This may work fine and well for some wage earners… but start throwing in a few investment accounts, small business income, private partnerships, etc. and things can quickly diverge from the IRS estimates.
Imagine you start a new business on the side of your usual employment this year and take an initial loss due to ancillary startup costs. This wouldn’t factor into the machine’s pre-calculations of your tax liability, so you would be immediately rejected and flagged for additional scrutiny.
Makes you want to run out and start a business, or invest your capital in someone else’s, right? Not exactly.
Deep down, I think these people simply want to try and make things more efficient. Pre-crime is not the way to go. There are a number of countries that have incredibly successful tax codes, and there are common themes in all of them:
1) Keep it short. The Baltic countries are a great example of this– the entire Estonian tax code is about 70 pages, roughly 1/1000th the size of the US tax code (which is still prone to so much interpretation). It takes about 15 minutes to fill out an Estonian return, and you can do it online. In the Maldives, it’s even easier.
2) Keep it simple. When you have a tax code that’s so complex it has given rise to a multi-billion dollar preparation industry, you have a problem.
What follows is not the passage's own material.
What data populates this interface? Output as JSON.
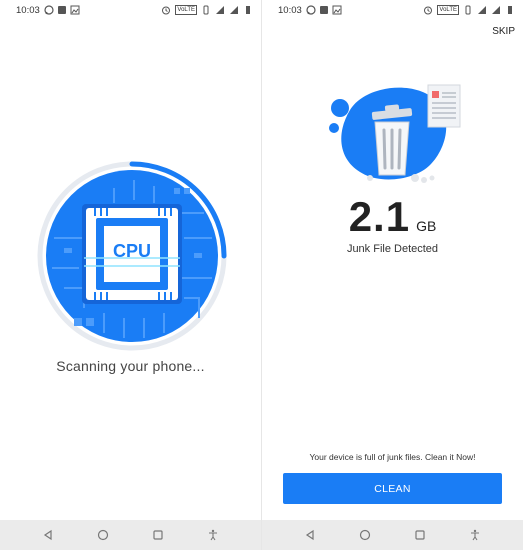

There are dozens of different forms at the IRS, and over 20 versions for the 1099 alone! This is a system that is prone to massive flaws and a great deal of contradiction.
Hong Kong is a great example of a simple system. Taxes are levied at a flat rate of 15% based on the “territorial principal” that only income derived from Hong Kong is taxed. There is no capital gains tax, no VAT, no estate tax, etc. And yet, the biggest problem the Hong Kong government faces regarding taxes is how to give away their massive surplus.
3) Keep it low. When you make it easy and painless for people to pay taxes, it removes most of the incentives for them to cheat. In Singapore, tax rates are among the lowest in the world with a maximum rate of 20%. The capital gains rate is zero. The corporate rate varies from 0% to 17% (and keeps falling).
Under these circumstances, why cheat? By keeping rates low, the government is removing any incentive to engage in complicated (and costly) tax avoidance techniques. From a cost/benefit perspective, it’s much easier to comply when rates are low.
4) Keep it friendly. Creating an adversarial relationship with taxpayers doesn’t do anyone any favors. One of the key themes of the world’s most successful tax regimes is that they do not operate like a police agency that’s out to get people. This is a massive hurdle for the IRS to overcome.
Perhaps the polar opposite of this is Switzerland, where tax evasion is considered a civil matter, not a criminal matter. In Switzerland, the local cantonal tax authorities actually compete with each other for your business, rather than sticking you up for cash under penalty of imprisonment.
The US government is now searching for answers. Behind close doors, politicians are likely admitting to each other that the kitty is empty and they’re completely bankrupt. They don’t have to look far for solutions– the best models in the world are already in practice and have been successfully implemented.
Rather than making things easier, less painful, friendlier, and simpler, the US government seems to be taking the opposite approach– hiring more agents to sniff out ‘suspicious’ activity (defined in their sole discretion), raising taxes, and relying on fear and intimidation.
I suspect this path will have the opposite effect– instead of raising more money for a bankrupt government, it will continue to chase out productive people. More on that in a future letter.